- _ASSIGNMENT_: Every line of the entries below that mentions "那年花开月正圆" is to be copied out.

(Records from a data collection)
[Start of section]

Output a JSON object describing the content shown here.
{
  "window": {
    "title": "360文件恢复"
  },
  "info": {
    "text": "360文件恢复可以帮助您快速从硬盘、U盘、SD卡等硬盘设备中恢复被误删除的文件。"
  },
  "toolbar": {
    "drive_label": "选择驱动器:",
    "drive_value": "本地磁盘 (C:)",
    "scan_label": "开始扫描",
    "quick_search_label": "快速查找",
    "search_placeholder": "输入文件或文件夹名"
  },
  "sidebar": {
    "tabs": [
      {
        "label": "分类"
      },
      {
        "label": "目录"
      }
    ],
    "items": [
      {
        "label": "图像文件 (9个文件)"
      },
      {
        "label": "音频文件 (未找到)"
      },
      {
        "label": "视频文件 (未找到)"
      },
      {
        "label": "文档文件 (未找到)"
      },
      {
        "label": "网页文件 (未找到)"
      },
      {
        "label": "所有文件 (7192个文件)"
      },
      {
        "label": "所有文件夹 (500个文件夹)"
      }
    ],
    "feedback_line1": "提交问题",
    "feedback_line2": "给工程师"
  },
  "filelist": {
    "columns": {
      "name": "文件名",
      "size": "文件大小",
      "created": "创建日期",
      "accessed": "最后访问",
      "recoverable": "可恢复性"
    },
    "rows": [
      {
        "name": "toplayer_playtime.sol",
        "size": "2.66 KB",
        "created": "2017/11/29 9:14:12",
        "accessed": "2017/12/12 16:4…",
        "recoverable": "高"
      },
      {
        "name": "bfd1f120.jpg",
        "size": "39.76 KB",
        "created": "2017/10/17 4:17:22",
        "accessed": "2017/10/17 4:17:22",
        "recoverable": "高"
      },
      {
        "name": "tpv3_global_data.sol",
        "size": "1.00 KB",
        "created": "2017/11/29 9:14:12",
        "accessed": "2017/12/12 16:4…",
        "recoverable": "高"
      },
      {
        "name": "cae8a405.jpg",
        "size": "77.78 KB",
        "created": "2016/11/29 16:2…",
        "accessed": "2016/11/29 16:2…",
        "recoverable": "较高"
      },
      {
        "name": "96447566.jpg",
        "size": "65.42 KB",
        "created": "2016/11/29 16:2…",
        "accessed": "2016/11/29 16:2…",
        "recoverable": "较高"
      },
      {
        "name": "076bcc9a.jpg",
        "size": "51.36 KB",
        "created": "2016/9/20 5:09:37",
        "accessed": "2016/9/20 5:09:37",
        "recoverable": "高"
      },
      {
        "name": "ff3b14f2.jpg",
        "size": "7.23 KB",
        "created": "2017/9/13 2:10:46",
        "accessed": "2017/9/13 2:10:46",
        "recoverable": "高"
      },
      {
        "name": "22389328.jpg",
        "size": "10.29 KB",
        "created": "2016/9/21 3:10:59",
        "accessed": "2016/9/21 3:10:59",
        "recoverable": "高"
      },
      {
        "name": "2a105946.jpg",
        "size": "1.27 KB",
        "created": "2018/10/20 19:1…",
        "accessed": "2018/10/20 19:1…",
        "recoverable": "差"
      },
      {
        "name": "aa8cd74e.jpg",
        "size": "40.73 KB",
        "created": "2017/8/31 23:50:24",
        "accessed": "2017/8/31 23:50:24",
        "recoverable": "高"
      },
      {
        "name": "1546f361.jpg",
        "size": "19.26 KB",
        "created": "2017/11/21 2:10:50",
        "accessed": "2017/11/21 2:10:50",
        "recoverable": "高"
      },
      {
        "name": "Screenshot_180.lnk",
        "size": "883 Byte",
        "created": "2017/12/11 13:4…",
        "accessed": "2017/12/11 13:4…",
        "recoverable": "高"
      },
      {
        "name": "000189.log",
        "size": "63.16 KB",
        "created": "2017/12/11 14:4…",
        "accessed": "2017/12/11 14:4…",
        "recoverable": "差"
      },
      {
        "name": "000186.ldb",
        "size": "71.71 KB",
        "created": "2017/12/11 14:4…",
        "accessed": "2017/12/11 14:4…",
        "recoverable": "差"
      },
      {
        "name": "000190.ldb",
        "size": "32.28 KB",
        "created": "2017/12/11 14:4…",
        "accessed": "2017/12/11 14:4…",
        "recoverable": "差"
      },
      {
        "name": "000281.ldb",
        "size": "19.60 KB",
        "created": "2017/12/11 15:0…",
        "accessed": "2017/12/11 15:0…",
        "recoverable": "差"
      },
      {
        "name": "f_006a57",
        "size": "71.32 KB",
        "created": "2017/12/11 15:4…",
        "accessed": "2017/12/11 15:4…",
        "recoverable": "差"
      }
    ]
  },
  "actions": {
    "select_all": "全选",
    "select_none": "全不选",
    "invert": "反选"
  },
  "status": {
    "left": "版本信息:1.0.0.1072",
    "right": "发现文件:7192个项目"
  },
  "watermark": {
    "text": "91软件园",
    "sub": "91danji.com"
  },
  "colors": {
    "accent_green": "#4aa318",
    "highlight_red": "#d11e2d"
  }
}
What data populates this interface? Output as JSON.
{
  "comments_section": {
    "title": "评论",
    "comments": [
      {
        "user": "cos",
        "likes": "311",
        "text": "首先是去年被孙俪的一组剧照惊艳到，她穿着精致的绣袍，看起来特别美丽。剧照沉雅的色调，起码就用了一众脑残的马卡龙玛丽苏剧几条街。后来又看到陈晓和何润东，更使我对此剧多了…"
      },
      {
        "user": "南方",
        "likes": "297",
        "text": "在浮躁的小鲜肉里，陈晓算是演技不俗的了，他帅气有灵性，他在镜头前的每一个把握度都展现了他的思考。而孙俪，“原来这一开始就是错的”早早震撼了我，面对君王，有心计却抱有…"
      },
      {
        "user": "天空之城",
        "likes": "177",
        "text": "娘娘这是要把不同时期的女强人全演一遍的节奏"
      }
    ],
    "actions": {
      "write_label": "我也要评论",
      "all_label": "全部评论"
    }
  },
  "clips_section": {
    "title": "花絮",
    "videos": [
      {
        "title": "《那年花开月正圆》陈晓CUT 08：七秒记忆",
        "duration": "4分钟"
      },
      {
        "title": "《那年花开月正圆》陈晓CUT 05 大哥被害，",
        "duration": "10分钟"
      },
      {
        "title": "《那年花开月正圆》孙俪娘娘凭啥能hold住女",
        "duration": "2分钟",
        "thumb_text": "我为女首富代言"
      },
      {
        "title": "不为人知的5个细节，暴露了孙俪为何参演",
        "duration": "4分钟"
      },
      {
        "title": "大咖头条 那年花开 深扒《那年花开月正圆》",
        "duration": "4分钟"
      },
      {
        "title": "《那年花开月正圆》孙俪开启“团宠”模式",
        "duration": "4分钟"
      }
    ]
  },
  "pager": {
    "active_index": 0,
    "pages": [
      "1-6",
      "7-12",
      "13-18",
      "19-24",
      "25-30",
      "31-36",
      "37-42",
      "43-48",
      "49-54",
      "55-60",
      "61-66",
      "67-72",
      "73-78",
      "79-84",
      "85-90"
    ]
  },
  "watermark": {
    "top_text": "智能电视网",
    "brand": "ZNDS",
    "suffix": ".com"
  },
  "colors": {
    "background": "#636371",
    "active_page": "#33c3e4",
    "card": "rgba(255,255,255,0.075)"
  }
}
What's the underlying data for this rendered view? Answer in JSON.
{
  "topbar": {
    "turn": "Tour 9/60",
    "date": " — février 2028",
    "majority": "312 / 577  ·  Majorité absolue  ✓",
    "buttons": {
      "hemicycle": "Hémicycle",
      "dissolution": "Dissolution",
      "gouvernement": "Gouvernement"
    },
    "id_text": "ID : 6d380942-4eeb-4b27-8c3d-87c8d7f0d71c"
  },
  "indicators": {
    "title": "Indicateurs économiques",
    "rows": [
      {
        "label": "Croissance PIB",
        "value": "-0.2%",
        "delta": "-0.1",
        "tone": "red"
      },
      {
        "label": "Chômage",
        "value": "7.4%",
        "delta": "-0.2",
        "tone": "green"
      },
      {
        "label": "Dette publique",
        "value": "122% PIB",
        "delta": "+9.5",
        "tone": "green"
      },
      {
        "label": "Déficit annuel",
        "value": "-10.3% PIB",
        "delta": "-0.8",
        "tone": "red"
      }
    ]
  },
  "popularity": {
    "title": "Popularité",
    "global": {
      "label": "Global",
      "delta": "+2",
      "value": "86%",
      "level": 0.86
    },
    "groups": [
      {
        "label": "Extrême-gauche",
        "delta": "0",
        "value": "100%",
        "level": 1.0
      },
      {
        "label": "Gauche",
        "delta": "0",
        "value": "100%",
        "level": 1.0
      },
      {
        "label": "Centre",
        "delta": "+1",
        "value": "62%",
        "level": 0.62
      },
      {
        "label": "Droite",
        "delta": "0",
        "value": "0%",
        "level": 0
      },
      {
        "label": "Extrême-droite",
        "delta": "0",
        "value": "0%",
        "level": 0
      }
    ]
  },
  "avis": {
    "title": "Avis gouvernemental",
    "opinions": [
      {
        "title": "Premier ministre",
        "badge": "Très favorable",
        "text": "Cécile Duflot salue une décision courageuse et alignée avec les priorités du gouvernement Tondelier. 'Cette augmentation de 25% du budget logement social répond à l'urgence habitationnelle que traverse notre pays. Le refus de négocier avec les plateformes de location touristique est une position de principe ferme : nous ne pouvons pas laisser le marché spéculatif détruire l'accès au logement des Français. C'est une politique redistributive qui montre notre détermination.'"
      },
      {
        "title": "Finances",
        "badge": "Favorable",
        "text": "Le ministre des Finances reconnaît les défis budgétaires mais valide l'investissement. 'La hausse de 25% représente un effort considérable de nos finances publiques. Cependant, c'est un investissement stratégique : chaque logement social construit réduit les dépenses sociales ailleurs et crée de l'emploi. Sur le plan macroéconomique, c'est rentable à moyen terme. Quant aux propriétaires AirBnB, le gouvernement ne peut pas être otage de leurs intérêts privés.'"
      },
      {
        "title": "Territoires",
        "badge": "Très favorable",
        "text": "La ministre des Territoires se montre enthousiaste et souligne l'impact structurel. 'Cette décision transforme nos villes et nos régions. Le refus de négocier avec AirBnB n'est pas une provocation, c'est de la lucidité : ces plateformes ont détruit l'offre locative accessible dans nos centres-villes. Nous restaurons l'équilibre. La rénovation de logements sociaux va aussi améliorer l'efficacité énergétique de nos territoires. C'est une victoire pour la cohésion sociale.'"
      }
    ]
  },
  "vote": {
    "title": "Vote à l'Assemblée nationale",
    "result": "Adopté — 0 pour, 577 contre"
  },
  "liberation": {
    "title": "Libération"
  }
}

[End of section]

- _ANSWER FOR THE TASK_:
        "title": "《那年花开月正圆》陈晓CUT 08：七秒记忆",
        "title": "《那年花开月正圆》陈晓CUT 05 大哥被害，",
        "title": "《那年花开月正圆》孙俪娘娘凭啥能hold住女",
        "title": "大咖头条 那年花开 深扒《那年花开月正圆》",
        "title": "《那年花开月正圆》孙俪开启“团宠”模式",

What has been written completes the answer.